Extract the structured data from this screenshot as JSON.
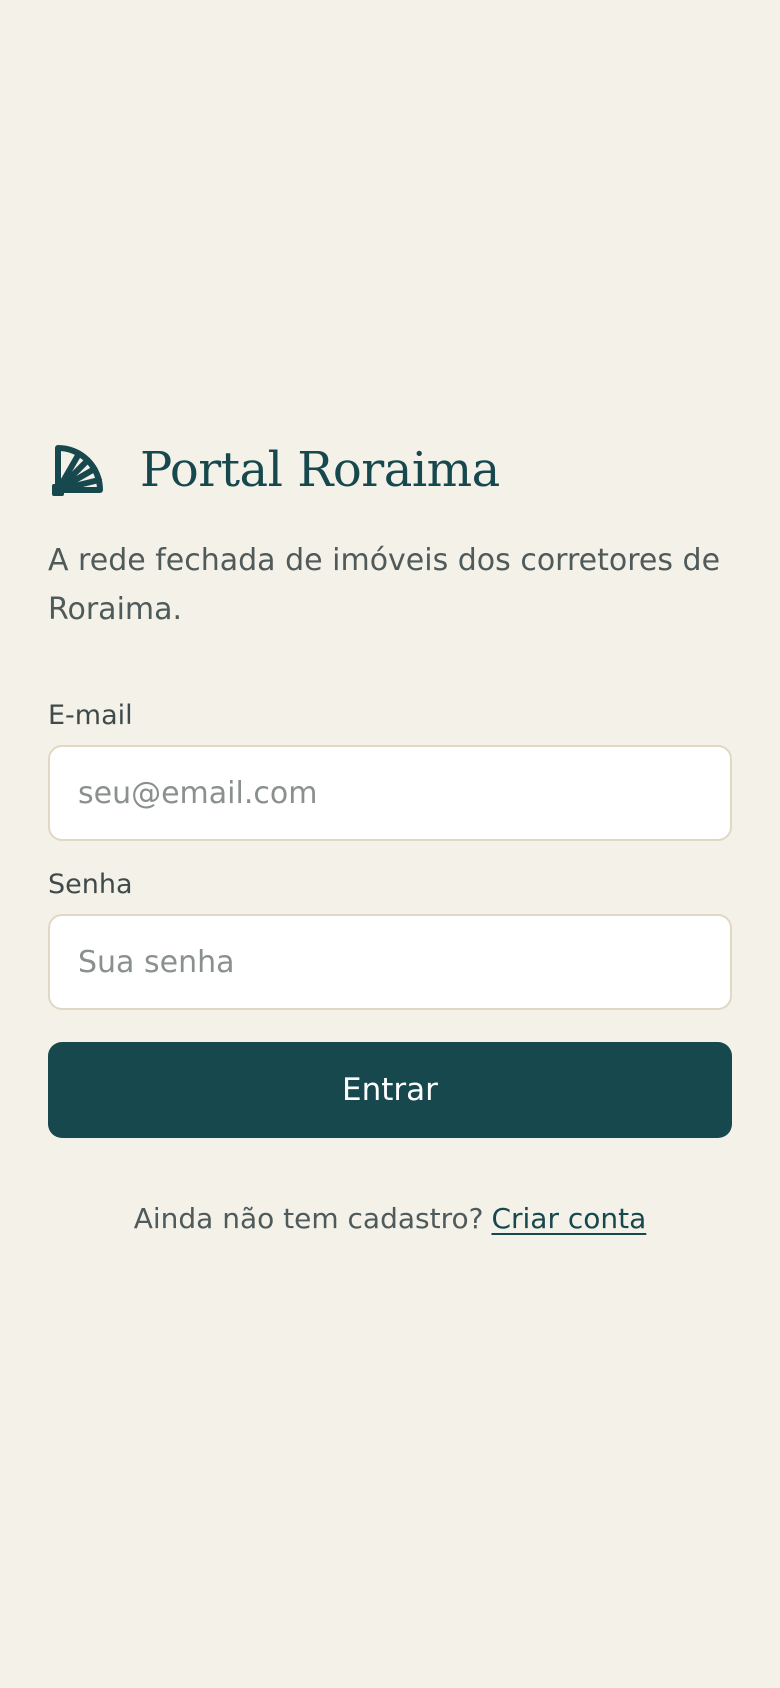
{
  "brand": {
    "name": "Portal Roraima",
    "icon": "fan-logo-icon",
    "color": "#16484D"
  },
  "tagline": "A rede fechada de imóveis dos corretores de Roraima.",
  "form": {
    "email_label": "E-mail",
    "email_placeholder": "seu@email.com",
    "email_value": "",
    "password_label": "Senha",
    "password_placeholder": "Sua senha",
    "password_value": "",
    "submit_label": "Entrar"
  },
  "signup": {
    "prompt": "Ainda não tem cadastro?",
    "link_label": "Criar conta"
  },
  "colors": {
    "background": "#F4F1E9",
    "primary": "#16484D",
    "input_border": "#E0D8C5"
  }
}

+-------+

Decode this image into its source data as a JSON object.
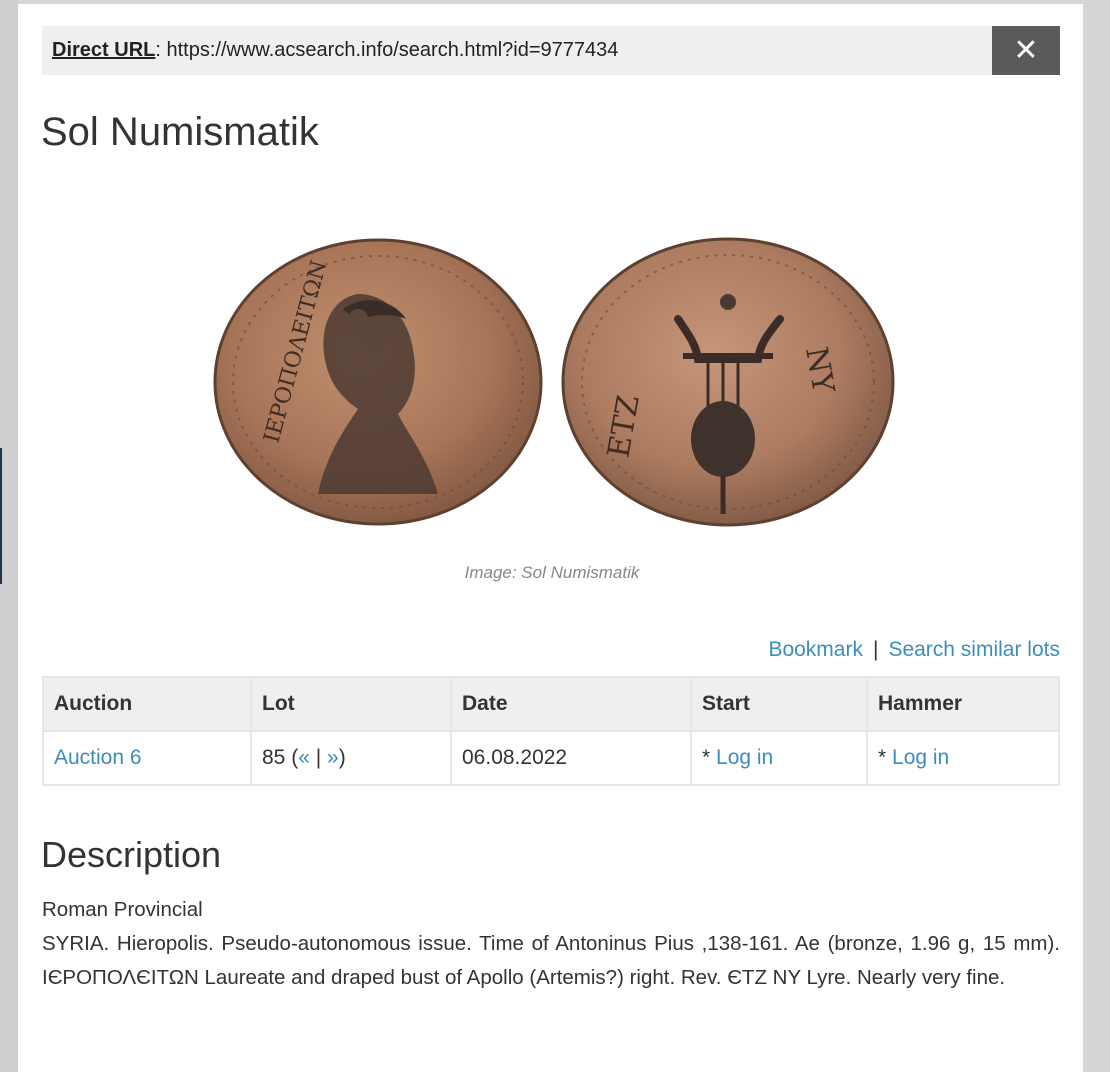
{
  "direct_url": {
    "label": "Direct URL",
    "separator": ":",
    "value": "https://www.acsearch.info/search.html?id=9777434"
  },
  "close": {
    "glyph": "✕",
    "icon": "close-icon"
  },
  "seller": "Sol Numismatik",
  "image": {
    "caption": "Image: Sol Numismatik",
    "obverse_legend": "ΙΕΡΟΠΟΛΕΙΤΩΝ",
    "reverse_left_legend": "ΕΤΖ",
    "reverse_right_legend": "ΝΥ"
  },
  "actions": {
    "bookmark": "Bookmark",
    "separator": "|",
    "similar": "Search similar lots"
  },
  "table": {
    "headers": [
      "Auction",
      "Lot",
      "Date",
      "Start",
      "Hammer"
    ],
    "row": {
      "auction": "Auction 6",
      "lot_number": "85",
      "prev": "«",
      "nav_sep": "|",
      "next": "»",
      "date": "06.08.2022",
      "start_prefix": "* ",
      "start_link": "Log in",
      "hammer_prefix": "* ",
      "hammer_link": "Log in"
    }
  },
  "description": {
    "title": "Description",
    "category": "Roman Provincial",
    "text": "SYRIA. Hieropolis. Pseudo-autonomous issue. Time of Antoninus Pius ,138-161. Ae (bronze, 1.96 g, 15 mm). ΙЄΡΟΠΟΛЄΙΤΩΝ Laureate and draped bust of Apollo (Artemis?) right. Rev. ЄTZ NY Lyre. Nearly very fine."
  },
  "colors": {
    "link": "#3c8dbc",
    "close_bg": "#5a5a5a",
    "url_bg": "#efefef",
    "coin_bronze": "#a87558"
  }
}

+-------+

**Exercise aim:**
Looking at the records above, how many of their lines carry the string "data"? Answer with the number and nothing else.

**Output of the task:**
2